Writer Of Wrongs wrote:
Lloyd's art gets hurt because a lot of the usual habits of Moore, the small panels, the lack of size variety between them, the choice of the color palette. Moore has deffinitely improved now, but back in the 80's he had a lot of troubles with page distribution.
In point of fact, Lloyd was the initial driving force behind V For Vendetta
, having specifically been commissioned by the editorship of UK Warrior
comic to devise a new character/strip for the publication; Lloyd himself suggested Moore be his collaborator hence the writer came on board at the chosen artist's behest. Under such circumstances, I would imagine that Lloyd pretty much had artistic free reign (he devised V's distinctive appearance and suggested the absence of traditional speech bubbles) and would have formatted the artwork as he saw fit. Furthermore, V For Vendetta
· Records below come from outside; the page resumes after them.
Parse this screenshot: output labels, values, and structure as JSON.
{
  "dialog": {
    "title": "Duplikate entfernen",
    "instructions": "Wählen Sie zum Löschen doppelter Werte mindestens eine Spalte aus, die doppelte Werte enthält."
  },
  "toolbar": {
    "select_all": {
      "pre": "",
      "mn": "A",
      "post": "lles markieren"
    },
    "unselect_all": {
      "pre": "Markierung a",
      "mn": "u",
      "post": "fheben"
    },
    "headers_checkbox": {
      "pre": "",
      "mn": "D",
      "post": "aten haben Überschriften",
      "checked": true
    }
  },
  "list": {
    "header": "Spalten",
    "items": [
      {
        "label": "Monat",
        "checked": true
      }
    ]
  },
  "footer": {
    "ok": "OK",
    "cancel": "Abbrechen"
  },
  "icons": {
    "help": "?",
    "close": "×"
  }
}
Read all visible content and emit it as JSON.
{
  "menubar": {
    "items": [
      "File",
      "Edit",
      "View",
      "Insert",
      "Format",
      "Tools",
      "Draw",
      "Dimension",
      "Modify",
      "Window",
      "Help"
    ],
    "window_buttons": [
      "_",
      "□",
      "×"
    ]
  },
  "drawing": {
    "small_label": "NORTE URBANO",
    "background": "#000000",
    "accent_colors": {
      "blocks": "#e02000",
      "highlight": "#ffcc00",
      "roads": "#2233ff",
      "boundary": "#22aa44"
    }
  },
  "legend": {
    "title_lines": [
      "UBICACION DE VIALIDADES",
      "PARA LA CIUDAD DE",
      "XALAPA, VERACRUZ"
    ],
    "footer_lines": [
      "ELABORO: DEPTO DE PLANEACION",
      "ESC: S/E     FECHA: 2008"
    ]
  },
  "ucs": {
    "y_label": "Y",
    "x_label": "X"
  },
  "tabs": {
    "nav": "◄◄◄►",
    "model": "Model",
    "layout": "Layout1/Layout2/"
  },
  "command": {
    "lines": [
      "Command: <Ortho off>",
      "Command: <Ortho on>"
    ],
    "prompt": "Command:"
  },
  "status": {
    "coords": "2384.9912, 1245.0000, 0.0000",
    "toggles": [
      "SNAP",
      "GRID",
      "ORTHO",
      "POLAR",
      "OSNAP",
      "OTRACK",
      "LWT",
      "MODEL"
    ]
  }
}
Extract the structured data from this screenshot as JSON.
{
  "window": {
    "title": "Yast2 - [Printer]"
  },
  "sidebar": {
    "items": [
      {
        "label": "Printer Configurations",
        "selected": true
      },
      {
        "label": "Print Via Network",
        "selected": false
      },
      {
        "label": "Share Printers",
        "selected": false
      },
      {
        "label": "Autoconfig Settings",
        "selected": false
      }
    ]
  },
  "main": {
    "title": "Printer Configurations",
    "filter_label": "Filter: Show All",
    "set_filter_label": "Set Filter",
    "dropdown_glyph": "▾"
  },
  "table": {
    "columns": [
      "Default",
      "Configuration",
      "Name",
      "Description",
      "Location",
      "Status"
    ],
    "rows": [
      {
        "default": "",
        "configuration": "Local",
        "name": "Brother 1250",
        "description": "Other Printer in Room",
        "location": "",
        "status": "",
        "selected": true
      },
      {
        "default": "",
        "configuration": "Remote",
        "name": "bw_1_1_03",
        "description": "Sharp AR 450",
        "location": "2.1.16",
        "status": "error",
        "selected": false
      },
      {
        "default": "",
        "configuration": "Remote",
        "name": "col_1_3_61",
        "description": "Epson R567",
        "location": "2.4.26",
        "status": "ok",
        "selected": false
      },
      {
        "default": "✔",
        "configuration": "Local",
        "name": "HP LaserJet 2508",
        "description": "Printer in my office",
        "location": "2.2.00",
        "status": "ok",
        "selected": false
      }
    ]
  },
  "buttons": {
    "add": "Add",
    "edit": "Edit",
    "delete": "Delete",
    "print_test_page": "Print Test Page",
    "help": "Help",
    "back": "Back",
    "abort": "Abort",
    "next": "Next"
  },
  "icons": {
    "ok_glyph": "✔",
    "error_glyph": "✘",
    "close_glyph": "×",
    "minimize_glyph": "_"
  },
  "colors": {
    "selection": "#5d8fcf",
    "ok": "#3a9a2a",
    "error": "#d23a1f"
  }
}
was originally drawn and printed solely in black and white in Warrior
, only being 'colourised' by DC when reissued and then concluded three years after original publication.
In criticizing Lloyd's choice of art style, I am by no means discounting the man's talent or his role as a pivotal creative force in the crafting of the character of V or his heavy contribution to the development of the story. In fact, the design of the character of V is brilliant, and Lloyd's cover art very attractive.
I am aware that DC colorized the original art, and the reason I took so long to read the book was because I have been trying to find a copy in the original black and white. I think keeping the book in black and white would have helped the art, but it wouldn't have help Lloyd's choice of "too thick" lines and a style that looked like it was drawn in haste with little care.
I don't think Moore can be blamed, because Gibbons had to deal with the same idiosyncrasies and crafted a seamless product.
To me, in order for a graphic novel to be a tour de force, the story and the art must be both equally exceptional and complement each other. Watchmen, Maus, Marvels, Palestine - to name a few, fit those criteria. V for Vendetta does not.